[link] Always illuminating, Robert Parry places the sudden interest in death squads in the larger context of Bush's dictatorial designs. He also takes a look at Guatemala where the genocide has been extensively detailed owing to the declassification of secret US documents in the 1990s.

And here's another grim story of how barbaric the US occupation has become with the destruction wrought by a military base in the archeological wonder of Babylon. The destruction of at least 4000 years of history parallels the destruction of the Buddhas of Bamiyan, yet with perhaps even longer term consequences to archeology.

Thursday, January 06, 2005

In tragedy, Imperialism lives on

I have always admired Jeremy Seabrook.

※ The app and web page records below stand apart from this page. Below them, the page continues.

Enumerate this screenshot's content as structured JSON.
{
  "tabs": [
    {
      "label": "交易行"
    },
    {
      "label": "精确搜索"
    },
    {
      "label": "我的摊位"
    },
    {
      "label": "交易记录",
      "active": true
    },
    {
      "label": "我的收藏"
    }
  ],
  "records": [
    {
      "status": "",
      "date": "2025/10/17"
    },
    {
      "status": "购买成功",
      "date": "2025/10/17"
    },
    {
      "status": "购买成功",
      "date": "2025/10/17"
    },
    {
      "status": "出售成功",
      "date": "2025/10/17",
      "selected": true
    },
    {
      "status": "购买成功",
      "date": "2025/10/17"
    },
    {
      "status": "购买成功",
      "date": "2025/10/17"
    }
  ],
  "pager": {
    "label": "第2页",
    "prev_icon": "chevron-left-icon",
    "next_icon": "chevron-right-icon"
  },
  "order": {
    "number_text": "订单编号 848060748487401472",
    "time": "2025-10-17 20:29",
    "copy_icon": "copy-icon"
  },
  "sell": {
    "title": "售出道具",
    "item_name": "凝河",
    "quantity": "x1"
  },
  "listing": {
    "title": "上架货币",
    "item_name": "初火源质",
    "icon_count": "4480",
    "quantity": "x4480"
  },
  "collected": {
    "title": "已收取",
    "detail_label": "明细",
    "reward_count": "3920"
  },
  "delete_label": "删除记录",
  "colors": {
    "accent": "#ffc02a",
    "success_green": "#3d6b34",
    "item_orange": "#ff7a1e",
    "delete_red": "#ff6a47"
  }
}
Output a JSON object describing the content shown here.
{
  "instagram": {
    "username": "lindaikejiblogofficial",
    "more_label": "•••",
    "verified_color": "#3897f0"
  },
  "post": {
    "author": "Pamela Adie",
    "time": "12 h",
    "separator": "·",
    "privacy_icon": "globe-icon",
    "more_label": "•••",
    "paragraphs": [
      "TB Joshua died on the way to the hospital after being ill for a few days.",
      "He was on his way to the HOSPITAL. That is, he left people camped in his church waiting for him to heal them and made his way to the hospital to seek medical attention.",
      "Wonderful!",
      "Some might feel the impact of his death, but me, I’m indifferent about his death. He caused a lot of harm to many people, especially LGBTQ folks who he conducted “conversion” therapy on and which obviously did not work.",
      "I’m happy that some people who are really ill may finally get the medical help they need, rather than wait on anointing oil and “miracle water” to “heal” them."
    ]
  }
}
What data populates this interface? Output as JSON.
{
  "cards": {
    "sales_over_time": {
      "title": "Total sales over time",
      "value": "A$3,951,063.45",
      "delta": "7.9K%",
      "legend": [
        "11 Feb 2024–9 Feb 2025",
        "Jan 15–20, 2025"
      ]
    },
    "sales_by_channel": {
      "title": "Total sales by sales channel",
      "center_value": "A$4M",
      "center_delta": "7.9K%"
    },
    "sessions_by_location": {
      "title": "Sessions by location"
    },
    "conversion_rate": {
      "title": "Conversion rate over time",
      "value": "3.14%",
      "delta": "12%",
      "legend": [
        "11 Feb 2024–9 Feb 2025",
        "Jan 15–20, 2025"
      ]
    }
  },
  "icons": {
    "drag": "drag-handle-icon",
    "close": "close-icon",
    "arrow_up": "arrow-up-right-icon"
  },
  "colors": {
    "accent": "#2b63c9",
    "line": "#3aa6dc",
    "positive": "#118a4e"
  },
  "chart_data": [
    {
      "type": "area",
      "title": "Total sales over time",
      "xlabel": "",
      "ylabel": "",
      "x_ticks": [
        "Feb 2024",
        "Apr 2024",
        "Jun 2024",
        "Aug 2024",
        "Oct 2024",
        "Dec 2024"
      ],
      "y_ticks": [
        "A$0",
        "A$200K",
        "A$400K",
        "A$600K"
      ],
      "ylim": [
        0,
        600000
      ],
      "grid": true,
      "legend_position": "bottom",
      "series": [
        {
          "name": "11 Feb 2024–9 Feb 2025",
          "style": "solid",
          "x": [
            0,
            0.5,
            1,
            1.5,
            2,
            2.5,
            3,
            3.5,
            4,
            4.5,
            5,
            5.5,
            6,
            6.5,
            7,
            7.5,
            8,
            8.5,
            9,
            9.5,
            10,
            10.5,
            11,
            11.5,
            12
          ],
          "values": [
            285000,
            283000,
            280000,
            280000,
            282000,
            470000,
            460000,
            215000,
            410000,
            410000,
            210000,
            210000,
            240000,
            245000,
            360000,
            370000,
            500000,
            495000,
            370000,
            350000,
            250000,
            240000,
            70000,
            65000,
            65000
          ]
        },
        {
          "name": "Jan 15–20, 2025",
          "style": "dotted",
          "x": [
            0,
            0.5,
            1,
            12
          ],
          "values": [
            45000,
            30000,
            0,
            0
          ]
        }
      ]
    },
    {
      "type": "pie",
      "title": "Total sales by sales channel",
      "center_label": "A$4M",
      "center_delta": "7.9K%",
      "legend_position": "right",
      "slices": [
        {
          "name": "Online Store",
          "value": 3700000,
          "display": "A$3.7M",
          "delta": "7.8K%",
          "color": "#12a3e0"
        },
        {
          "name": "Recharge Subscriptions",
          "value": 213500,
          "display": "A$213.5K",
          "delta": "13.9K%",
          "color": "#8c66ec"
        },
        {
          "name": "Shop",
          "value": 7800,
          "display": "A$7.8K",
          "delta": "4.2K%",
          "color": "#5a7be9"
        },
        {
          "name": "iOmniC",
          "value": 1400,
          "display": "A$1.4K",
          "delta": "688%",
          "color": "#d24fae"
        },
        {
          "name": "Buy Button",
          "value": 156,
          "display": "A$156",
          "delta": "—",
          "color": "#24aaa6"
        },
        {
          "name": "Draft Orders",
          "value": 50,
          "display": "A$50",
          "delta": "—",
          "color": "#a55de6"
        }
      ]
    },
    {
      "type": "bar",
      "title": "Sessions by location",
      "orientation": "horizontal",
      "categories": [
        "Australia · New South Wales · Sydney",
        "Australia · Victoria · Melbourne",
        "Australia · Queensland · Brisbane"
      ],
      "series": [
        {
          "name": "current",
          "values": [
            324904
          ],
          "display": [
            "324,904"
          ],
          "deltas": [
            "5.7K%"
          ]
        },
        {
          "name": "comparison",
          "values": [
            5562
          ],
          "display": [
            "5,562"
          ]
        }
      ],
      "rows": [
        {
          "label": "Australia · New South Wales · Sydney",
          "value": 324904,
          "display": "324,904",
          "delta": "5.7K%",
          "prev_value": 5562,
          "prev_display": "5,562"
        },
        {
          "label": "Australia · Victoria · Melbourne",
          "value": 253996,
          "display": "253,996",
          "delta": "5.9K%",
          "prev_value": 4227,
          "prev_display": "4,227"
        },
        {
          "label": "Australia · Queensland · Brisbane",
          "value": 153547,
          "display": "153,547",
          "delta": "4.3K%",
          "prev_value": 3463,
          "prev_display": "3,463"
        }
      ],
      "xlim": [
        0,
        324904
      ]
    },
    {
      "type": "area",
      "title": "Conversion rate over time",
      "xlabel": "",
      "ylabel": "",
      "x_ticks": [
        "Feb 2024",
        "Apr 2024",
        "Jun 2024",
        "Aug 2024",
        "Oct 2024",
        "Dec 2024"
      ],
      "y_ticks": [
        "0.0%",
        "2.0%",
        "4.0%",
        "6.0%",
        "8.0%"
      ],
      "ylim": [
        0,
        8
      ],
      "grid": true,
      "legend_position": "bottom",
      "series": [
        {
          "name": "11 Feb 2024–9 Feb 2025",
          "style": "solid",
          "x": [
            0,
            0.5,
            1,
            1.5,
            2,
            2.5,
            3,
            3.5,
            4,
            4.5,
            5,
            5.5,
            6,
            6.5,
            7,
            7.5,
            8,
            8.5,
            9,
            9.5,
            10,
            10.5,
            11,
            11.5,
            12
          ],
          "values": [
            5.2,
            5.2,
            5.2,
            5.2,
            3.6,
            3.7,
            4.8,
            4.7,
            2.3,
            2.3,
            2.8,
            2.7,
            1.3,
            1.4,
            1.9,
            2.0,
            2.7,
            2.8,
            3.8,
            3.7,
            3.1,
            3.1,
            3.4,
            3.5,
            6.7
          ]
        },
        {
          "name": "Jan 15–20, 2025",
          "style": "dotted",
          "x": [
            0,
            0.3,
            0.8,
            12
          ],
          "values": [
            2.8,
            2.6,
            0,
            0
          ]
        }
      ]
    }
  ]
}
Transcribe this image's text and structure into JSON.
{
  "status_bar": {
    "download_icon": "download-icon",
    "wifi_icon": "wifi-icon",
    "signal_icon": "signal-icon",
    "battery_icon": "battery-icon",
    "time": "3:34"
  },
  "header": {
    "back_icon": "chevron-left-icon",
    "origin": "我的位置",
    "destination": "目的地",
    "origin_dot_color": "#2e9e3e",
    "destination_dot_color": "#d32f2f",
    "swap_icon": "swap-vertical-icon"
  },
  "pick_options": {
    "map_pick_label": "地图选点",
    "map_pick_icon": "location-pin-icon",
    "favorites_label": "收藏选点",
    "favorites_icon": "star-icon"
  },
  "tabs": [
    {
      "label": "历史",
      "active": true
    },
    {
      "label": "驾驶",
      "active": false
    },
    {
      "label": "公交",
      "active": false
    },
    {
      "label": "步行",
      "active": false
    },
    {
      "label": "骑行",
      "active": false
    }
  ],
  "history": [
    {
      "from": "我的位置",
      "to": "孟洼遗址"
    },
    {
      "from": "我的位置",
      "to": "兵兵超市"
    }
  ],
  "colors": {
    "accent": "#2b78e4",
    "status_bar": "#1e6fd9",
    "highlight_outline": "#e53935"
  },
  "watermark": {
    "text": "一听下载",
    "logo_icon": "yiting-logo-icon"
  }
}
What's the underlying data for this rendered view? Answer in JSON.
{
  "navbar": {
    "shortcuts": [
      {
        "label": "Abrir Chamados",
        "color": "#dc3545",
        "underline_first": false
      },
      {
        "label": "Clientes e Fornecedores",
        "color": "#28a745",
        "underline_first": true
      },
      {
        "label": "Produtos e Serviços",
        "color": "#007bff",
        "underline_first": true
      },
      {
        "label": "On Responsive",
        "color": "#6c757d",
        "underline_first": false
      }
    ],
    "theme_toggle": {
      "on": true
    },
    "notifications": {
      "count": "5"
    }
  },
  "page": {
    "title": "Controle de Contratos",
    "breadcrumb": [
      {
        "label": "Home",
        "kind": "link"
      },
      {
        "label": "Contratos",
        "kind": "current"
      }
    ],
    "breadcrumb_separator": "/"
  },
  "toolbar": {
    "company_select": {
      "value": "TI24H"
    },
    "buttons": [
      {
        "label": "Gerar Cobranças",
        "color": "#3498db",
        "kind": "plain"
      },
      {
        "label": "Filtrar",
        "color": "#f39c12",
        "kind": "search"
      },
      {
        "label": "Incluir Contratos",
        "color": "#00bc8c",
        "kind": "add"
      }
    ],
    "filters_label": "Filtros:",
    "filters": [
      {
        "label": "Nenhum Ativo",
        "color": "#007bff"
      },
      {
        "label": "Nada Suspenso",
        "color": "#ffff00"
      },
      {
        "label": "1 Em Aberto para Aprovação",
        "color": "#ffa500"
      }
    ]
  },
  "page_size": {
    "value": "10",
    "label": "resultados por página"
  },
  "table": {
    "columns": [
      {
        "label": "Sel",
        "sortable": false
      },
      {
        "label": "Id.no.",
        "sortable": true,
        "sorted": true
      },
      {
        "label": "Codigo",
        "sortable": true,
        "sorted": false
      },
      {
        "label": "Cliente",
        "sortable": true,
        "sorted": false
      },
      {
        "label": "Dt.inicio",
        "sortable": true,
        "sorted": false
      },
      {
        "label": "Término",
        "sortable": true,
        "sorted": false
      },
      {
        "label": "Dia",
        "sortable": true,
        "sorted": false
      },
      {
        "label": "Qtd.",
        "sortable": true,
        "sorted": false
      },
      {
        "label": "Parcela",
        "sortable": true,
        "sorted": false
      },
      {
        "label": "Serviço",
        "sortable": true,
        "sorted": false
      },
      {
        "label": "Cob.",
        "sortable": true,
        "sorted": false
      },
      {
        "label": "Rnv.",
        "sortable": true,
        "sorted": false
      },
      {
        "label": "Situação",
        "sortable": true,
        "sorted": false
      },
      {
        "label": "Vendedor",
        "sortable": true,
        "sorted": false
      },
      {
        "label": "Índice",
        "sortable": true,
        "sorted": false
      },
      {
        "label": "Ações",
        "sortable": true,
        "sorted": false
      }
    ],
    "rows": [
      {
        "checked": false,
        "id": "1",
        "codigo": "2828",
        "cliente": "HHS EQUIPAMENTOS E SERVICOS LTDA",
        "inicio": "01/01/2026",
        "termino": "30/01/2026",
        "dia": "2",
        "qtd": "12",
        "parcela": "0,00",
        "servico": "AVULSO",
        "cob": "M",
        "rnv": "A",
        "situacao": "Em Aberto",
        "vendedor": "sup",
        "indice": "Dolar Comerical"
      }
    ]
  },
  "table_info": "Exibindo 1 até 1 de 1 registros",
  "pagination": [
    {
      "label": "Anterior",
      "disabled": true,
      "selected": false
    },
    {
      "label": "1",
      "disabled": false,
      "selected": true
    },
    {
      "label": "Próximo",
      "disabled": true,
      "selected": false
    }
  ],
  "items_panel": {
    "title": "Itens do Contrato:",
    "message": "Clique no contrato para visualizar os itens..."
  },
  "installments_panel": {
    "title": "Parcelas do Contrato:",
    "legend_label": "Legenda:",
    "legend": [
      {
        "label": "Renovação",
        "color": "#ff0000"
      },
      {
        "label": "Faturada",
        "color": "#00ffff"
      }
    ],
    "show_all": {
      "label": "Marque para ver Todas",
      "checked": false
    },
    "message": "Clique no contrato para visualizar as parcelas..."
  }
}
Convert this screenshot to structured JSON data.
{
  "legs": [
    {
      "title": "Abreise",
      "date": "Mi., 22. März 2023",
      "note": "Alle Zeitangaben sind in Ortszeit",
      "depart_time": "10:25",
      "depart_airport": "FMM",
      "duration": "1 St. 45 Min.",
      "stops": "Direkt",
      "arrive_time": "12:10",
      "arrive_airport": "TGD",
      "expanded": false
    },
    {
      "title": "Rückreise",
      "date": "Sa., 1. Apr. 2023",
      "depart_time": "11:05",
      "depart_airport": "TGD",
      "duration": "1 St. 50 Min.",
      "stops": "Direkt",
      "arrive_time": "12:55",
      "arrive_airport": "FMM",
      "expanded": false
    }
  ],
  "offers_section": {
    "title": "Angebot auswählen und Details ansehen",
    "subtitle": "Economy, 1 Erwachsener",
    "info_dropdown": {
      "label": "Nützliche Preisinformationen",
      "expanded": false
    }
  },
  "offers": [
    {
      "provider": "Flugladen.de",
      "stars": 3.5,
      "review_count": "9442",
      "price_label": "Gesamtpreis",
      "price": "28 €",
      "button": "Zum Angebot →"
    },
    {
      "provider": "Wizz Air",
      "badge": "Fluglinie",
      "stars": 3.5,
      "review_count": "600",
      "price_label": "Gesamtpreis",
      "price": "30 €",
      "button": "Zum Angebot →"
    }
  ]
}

He has an incredibly deftness with language to reveal movingly as well as lucidly the structures of inequality that straddle our world. In this article on the tsunami he at once humanizes the victims and also touches upon the poignancy in which westerners were cared for first as guests of countries that had suffered so much. Even better, this commentary appeared in the Toronto Star, a mainstream paper. [link]

Monday, January 03, 2005

Tsunami aid in context

The tsunami that devastated so many coastal communities in the Indian Ocean has really dwarfed comparable disasters in the sheer extent of the destruction and enormity of the death toll.

Exactly a year to the day earlier, an earthquake rocked Bam, Iran, leading to thousands of deaths. However, as commentaries have noted, the total aid delivered has fallen far short of the amount promised, a problem that will likely be repeated in this case as governments fall over themselves to beat their chests in demonstrations of grand compassion, while quietly preparing to pull hard on the purse strings.

The mismatch in what is said and done in the past is listed in this Guardian piece. Bush's petulance and mean-spiritedness in this affair has also not escaped media watchers, as the initial US aid offer rose from a measley $15 million to $35 million to $350 million only after the administration was pounded by the press and they realized that the disaster offered a golden public relations opportunity to the US. On the other hand, Earl Ofari Hutchison offers a more optimistic note, but also raises the point that it shouldn't take a disaster of such magnitude for rich countries to do more.

Harsha Walia writing on ZNET has been most critical, taking to task the discourse of compassion that maintains the world as it is, while degrading those it ostensibly cares for. Comparing the outpouring of grief over this natural disaster (albeit greatly exacerbated by poverty and conflict in the regions affected) to other hotspots that fail to register with the media, Walia strongly attacks these injustices and ties it to the bitter ironies that are revealing themselves day by day in the crisis (e.g., Coke donating bottled water after it sucked dry the aquifers of local communities in the region).